    Being happy, contented, resilient, flexible, enthusiastic, optimistic, and visionary come from our choices not our beliefs.  We depend of what we experience coming from our personal trust in God.  What others do with their life-choices is up to them.

    They are sailing their ships in exactly the direction that they wish, just as we are doing.  What often separates the quality of people's lives is their trust in God's faithfulness to love them just as they are even if they never develop the understanding of anything that Jesus was teaching.

    Remember that guides do one thing -- they point people to an open door and allow them to make a decision about whether or not to enter. 

    If we believe that Jesus saved the world because of what happened on the cross on Good Friday, look around. We appear more divided than at any other time in history.  How should we interpret this reality.  The human condition is not a good thing nor is it an evil thing.  

    What everyone has always experienced throughout human history is that life is what it is by design.  Our life-experiences have caused people in every generation to search for better choices that work for them.  This is how salvation appears in our lives.  Salvation comes in the form of numerous attitudes that prevent us from remaining slaves to the external influences found in our world.

    Jesus announced that we can become a light in darkness, long before the events that we celebrate during Holy Week. (Matthew 5:14f) When we are awakened spiritually, we become the guides Jesus wanted as his disciples. 

    We were called to model a lifestyle filled with remarkable attitudes, not a constellation of beliefs from priests imprisoned by the dictates of institutional religion that provide an exclusive path to salvation.  

    Those of us who can give ourselves away are living in Heaven right now while others can hardly wait to get there.  They have confused the way of life Jesus was teaching with some eternal destination.  The reality is that Heaven has been here since our birth and we have tried to find it rather than live in it.



Loving God, we ask this morning that you guide us through the maze that our world represents.  So often we find ourselves trying to serve two masters.  We desire to have what the world offers, yet we also want to develop the skills of spirit.  We find our generosity being tempered by our material fears.

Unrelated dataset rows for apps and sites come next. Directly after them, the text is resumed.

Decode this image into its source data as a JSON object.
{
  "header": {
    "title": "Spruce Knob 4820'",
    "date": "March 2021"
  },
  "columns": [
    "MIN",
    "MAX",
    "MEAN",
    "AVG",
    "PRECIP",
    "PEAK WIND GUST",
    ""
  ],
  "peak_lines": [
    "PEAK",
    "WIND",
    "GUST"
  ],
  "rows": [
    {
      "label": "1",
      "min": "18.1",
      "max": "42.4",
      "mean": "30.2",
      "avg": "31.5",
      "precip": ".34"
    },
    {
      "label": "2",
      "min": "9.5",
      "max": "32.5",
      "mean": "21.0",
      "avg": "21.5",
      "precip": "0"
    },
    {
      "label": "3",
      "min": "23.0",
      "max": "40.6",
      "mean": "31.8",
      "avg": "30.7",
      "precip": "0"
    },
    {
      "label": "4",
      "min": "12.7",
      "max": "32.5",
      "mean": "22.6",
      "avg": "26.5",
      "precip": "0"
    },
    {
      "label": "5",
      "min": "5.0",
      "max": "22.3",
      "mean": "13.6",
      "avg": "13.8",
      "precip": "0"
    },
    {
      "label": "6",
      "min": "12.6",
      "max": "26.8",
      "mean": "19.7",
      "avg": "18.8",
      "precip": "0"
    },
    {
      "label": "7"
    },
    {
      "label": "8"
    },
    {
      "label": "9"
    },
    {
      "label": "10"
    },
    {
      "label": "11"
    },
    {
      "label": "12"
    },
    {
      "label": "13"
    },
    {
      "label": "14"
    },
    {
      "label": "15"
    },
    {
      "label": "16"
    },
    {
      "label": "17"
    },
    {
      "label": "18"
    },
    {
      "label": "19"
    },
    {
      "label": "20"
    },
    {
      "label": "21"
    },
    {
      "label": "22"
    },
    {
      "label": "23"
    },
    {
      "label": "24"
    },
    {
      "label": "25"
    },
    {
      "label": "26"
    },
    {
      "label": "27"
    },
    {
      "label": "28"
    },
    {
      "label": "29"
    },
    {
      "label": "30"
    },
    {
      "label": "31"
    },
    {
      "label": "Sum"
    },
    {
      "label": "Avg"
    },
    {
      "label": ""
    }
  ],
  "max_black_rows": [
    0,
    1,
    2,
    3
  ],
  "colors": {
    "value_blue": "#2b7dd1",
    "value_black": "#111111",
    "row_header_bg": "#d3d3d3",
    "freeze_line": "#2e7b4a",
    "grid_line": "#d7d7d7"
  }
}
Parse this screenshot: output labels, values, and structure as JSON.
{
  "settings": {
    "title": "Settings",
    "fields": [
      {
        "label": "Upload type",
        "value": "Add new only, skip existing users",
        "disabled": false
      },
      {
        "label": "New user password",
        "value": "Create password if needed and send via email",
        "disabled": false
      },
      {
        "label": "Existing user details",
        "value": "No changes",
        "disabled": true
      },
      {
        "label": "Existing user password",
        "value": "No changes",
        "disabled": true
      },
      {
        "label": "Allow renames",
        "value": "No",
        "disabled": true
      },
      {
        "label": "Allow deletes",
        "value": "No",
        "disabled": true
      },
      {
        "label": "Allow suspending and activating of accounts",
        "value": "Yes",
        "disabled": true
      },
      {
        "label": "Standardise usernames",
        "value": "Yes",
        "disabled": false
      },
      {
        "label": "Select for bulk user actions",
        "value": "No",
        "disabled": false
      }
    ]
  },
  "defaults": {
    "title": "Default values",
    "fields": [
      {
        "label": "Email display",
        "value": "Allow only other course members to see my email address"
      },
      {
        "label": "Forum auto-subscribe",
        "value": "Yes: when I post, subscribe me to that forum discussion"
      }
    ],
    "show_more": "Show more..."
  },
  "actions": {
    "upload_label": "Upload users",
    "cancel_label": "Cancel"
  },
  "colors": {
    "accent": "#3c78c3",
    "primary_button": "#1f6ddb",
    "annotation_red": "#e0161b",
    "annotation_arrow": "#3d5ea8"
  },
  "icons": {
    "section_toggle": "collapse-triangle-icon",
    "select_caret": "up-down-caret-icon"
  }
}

We want to stay young and attractive while aging happens anyway. We find our calls for justice challenging our patience and peace.  So many aspects of life try to define us.  Guide us, O God, to remain faithful in our trust in you. Inspire our decisions to reflect your loving spirit within us.  Amen.



Always present God, whose word was as faithful yesterday as it is right now, we thank you for the times when we struggle with our responses to the conflicts that we have personalized.  Lent offers us such a unique time to graduate from holding on to the responses that keep us prisoners of pain and that keeps us vulnerable to outside influences stealing our peace at a moment's notice.  Since we will never control the attitudes and values of other people, why not turn them into our personal trainers for our growth?

We thank you that you created us with so many qualities that are available to us. When we experience toxic personalities,  we can respond with patience and  compassion. When our values appear violated, we can remain generous of spirit.  When life presents us with challenging news, we can display our trust in your support to carry our load with confidence. When we experience the results from someone's lack of good judgment, we realize that each person has many more talents and gifts inside of them. Loving God, guide us to remember who you called us to be so that we can find solutions to our conflicts rather than more places to assign blame for how we think or feel.  No one directs our lives but us. 

This morning we are grateful for the foundations of our faith that Jesus taught and demonstrated himself.  He was never bothered by others because he had access to many tools that others did not have.  Jesus invited us to use the tools that we have found to remain a light in darkness.  We pray these thoughts through the loving spirit of Jesus, the Christ, who taught us to say when we pray . . .